Why Window Condensation Isn’t Actually a Window Problem

a condensation and damp problem on the inside of a window

Window condensation isn’t uncommon in the Hoosier State, especially during winter months. In a nutshell, condensation occurs when the warm air meets cooler surfaces. Colder objects sweat in hot environments because the moisture in the air condenses into liquid water.

However, seeing your windows sweat on the outer side of the glass doesn’t mean they’re faulty. In fact, it’s the opposite. Condensation even indicates the energy efficiency of your windows. They restrict the warm, indoor air from going out with their weathertight seal. So rather than consider getting new ones, you might want to invest in Indiana vent cleaning instead.

The Culprit

To understand why window condensation happens in the first place, you need to know its actual cause — excessive humidity. Household activities render the indoor air moist. For instance, cooking three meals adds about four or five pints of water into the air, while taking a shower is another half pint. This is why the kitchen and the bathroom are easily susceptible to condensation.

Then again, window condensation doesn’t have to happen where the source of moisture is. With vapor pressure, the moisture can penetrate through different building materials, such as wood, plaster, brick, and cement.

Proper Ventilation is Key

Adequate ventilation is the ultimate solution to combat condensation.
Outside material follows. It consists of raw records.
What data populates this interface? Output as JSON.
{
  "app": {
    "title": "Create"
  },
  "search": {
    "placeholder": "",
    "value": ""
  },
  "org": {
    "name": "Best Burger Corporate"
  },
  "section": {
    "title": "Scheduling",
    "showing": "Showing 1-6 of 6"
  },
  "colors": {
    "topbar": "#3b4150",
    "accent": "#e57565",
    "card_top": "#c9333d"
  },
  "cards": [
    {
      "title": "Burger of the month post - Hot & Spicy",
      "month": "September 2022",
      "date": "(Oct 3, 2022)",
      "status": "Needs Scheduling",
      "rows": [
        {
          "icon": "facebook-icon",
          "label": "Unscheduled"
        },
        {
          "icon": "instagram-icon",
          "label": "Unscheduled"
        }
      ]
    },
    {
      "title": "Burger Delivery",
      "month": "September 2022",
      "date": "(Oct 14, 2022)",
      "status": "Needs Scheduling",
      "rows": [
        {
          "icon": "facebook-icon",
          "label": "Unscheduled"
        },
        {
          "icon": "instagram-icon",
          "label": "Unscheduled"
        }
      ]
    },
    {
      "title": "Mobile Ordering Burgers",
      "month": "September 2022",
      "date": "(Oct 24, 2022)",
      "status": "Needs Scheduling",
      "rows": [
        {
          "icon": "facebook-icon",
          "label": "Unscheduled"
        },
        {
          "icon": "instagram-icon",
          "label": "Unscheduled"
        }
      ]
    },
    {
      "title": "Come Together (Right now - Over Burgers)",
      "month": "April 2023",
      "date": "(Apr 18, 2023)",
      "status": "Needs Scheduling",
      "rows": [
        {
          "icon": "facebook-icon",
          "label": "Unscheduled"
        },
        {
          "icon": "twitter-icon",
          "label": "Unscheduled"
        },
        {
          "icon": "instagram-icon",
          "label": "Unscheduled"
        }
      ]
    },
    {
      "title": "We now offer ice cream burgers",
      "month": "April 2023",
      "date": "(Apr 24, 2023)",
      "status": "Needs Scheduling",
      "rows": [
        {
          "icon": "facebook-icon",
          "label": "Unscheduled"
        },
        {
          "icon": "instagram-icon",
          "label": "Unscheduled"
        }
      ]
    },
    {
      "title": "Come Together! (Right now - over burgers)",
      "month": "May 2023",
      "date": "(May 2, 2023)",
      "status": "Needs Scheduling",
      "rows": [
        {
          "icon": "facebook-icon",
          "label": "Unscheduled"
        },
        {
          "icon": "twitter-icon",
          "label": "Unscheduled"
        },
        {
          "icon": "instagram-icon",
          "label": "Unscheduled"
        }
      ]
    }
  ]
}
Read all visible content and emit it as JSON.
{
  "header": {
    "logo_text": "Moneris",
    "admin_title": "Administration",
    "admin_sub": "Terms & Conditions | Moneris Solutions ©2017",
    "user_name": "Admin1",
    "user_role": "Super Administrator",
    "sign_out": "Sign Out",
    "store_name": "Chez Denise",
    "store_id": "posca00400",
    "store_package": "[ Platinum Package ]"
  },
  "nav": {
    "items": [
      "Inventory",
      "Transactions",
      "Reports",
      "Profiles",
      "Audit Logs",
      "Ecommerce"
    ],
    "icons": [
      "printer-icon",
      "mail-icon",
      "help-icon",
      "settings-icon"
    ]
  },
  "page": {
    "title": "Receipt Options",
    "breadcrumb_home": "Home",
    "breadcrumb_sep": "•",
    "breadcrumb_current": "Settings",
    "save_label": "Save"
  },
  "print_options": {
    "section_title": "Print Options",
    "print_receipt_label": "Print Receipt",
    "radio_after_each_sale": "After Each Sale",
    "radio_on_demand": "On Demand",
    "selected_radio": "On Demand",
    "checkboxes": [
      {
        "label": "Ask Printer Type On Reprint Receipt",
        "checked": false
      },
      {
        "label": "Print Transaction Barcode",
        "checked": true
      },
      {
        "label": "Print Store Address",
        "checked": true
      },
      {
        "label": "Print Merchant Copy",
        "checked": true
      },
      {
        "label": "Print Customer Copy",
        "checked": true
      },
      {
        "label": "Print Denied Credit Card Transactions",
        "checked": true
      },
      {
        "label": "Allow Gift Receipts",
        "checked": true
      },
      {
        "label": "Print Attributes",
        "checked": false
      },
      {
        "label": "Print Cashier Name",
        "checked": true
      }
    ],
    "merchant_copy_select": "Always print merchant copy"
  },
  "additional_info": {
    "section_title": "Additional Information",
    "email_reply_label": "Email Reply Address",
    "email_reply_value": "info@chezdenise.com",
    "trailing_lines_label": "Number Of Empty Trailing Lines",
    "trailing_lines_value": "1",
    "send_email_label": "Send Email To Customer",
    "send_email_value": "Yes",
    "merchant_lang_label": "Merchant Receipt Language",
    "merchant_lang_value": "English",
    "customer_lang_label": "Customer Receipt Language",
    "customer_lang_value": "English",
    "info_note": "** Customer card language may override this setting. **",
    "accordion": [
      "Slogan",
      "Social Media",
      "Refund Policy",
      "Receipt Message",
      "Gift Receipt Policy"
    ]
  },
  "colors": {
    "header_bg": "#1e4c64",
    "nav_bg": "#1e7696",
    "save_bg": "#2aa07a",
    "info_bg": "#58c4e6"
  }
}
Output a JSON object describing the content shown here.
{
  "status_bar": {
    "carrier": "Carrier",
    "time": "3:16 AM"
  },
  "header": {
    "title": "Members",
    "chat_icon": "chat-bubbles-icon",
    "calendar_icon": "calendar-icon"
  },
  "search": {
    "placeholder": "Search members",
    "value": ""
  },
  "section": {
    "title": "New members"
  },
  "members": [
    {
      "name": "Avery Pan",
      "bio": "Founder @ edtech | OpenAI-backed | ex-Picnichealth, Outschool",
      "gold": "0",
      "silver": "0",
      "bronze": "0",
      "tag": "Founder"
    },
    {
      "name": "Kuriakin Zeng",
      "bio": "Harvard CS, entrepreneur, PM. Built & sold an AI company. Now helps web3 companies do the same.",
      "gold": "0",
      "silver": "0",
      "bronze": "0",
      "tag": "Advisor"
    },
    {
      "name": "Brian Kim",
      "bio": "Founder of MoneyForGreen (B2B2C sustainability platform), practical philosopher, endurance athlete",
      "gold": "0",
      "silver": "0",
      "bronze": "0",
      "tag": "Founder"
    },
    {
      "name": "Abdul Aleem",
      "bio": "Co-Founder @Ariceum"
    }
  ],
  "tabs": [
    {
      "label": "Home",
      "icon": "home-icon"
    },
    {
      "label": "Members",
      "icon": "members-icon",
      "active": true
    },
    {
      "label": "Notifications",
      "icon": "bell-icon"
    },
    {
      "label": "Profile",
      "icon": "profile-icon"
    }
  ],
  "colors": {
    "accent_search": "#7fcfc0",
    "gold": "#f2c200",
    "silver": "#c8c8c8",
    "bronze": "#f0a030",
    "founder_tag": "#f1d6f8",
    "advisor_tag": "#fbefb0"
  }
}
Apart from opening your windows, your vents play vital roles in optimizing the airflow around your home. Keeping them clean is an effective way to ensure efficiency.

Dehumidifiers Can Be a Worthwhile Investment

Apart from breathing out excessive moisture naturally or mechanically, equipping your rooms with a dehumidifier goes a long way. Just like an air conditioner, this appliance forces the condensation to occur on its coils, making your indoor air dry.

It’s imperative to understand window condensation to know your home’s health. Now that you know why it happens and how to deal with it, take the necessary precautions to prevent it to avoid its undesirable consequences, like mold growth or structural damage.